[Start of section]
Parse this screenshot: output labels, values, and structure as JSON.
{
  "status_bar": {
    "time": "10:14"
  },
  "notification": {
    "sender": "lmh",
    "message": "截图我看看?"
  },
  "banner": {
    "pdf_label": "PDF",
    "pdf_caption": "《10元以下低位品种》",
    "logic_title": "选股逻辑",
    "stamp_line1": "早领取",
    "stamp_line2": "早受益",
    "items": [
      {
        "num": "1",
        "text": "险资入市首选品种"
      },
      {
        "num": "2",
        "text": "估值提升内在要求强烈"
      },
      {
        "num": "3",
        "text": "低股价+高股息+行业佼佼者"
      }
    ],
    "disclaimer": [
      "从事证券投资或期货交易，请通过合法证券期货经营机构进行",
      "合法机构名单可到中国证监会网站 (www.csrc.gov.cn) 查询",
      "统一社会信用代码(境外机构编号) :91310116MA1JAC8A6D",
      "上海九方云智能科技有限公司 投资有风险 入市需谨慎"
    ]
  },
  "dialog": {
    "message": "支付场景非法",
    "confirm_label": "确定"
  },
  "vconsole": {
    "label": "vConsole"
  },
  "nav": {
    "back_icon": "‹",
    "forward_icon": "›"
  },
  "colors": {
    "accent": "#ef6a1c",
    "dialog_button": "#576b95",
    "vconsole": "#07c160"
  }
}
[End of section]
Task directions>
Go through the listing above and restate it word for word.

Output of the exercise>
Parse this screenshot: output labels, values, and structure as JSON.
{
  "status_bar": {
    "time": "10:14"
  },
  "notification": {
    "sender": "lmh",
    "message": "截图我看看?"
  },
  "banner": {
    "pdf_label": "PDF",
    "pdf_caption": "《10元以下低位品种》",
    "logic_title": "选股逻辑",
    "stamp_line1": "早领取",
    "stamp_line2": "早受益",
    "items": [
      {
        "num": "1",
        "text": "险资入市首选品种"
      },
      {
        "num": "2",
        "text": "估值提升内在要求强烈"
      },
      {
        "num": "3",
        "text": "低股价+高股息+行业佼佼者"
      }
    ],
    "disclaimer": [
      "从事证券投资或期货交易，请通过合法证券期货经营机构进行",
      "合法机构名单可到中国证监会网站 (www.csrc.gov.cn) 查询",
      "统一社会信用代码(境外机构编号) :91310116MA1JAC8A6D",
      "上海九方云智能科技有限公司 投资有风险 入市需谨慎"
    ]
  },
  "dialog": {
    "message": "支付场景非法",
    "confirm_label": "确定"
  },
  "vconsole": {
    "label": "vConsole"
  },
  "nav": {
    "back_icon": "‹",
    "forward_icon": "›"
  },
  "colors": {
    "accent": "#ef6a1c",
    "dialog_button": "#576b95",
    "vconsole": "#07c160"
  }
}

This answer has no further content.